_Aim of the exercise_
A single number is needed: how many lines of the data hold the word "Target".

(Data about app and page elements)
*** Block opens ***
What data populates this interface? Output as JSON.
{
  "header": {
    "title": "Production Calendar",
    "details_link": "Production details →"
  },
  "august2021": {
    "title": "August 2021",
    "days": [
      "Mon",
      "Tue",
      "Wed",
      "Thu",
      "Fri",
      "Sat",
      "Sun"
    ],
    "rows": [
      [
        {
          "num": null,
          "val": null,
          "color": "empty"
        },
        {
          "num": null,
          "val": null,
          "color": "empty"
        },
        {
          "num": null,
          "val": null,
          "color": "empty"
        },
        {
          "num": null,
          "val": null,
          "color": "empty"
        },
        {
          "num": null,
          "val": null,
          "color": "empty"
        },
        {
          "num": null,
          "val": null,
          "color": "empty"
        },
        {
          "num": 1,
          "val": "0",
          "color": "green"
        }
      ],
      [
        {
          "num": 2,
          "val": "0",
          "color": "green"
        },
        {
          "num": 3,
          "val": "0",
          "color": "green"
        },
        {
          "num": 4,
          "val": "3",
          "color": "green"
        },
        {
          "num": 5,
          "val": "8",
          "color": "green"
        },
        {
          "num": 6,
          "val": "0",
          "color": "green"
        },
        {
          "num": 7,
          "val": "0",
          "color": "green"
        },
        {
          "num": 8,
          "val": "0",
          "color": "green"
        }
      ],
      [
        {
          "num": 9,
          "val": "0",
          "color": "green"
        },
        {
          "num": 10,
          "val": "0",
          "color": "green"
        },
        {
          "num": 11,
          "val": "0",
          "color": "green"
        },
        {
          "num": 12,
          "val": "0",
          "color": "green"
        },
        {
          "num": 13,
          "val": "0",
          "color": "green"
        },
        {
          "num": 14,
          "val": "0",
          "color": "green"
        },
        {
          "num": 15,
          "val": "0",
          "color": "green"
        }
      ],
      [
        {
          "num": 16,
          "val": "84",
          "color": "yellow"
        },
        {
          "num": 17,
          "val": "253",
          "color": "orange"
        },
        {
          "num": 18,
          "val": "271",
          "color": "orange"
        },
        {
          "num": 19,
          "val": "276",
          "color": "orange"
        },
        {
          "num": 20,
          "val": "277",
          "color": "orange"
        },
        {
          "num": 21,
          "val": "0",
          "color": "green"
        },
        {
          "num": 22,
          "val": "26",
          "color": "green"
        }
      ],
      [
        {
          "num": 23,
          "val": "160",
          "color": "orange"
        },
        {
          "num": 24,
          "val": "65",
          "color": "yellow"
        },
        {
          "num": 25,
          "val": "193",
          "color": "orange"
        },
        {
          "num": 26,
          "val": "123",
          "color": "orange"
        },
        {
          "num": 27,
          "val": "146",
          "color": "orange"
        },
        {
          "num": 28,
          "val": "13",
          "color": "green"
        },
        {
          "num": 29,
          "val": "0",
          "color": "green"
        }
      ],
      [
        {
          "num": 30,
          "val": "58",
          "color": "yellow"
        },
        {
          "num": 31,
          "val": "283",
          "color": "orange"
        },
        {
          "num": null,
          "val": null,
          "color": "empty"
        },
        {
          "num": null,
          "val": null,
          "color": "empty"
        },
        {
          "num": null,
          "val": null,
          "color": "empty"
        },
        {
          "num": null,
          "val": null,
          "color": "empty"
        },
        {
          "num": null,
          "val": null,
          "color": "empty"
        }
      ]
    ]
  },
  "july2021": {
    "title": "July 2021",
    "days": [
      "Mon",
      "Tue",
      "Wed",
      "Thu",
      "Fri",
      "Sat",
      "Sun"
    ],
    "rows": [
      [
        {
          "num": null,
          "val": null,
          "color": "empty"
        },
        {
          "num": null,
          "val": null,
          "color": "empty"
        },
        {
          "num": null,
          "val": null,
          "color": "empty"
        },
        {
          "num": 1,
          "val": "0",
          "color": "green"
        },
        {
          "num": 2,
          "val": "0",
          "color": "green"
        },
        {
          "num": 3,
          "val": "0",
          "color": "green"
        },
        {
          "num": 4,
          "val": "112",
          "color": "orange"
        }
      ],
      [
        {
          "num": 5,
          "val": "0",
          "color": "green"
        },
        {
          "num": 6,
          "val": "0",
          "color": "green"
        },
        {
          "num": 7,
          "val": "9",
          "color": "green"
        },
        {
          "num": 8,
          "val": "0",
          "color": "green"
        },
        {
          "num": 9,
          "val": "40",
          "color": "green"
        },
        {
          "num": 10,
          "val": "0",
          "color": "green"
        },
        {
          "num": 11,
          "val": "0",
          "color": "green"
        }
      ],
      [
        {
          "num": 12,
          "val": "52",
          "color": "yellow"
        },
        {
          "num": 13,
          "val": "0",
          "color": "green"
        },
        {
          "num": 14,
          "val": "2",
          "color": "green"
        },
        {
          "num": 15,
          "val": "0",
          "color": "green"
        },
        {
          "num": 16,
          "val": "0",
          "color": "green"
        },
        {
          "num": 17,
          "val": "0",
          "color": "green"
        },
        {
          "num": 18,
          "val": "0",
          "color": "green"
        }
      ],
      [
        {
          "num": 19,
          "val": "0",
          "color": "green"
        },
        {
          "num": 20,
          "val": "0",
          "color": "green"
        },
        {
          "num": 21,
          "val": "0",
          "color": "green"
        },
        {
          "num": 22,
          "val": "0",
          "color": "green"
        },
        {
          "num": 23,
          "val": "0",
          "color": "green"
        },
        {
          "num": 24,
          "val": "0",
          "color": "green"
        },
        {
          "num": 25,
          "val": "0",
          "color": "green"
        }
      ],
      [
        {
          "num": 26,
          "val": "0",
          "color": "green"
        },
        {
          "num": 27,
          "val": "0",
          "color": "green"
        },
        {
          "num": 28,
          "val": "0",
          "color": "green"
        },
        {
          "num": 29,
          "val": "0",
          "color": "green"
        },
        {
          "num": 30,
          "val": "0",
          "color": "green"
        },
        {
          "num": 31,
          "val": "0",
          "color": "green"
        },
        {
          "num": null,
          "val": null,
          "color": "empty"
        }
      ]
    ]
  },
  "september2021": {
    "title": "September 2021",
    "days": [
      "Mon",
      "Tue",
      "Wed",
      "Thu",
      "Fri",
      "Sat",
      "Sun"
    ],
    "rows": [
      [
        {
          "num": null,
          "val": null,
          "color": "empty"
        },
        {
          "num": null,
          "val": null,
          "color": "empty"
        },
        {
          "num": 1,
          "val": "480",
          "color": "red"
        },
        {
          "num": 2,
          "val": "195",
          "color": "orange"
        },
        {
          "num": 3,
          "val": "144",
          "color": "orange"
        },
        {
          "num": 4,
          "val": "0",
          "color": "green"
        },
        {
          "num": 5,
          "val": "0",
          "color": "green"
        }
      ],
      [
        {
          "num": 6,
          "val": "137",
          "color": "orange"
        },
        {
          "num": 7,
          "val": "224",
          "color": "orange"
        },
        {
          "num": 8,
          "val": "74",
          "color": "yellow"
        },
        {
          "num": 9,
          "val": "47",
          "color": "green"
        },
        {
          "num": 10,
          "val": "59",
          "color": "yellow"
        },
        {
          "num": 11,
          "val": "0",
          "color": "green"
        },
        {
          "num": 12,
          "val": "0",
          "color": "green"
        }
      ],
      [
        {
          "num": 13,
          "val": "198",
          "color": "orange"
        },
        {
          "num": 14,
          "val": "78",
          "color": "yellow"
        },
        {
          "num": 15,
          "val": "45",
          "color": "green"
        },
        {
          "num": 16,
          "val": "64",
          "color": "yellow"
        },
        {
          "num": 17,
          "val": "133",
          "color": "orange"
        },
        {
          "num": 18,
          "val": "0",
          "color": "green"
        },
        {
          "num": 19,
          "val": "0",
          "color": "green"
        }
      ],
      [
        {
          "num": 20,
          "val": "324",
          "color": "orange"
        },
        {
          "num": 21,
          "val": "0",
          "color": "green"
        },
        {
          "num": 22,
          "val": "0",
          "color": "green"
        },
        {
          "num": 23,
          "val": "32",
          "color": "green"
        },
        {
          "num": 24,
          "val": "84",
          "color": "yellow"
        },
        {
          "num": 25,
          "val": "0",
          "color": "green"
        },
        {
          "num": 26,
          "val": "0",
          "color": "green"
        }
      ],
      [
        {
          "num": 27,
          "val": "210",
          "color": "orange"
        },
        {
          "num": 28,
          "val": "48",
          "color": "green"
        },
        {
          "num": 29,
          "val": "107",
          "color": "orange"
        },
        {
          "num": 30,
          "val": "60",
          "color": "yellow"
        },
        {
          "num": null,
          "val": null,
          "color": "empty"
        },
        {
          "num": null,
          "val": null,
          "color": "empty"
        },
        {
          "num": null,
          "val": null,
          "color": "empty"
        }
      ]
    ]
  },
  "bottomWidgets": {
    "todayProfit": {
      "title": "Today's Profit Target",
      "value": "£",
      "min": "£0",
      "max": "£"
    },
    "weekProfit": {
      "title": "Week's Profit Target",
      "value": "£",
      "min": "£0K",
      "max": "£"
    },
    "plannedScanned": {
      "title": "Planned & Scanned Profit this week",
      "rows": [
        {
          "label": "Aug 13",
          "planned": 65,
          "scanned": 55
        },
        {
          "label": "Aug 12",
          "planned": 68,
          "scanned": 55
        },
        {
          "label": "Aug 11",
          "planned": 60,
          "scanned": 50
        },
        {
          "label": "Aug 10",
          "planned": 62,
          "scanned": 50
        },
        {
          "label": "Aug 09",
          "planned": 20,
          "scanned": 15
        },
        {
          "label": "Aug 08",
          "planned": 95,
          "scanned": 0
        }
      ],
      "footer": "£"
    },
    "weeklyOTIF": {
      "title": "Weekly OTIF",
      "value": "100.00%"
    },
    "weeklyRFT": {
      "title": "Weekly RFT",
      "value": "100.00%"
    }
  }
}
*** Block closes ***
_Solution for this problem_
2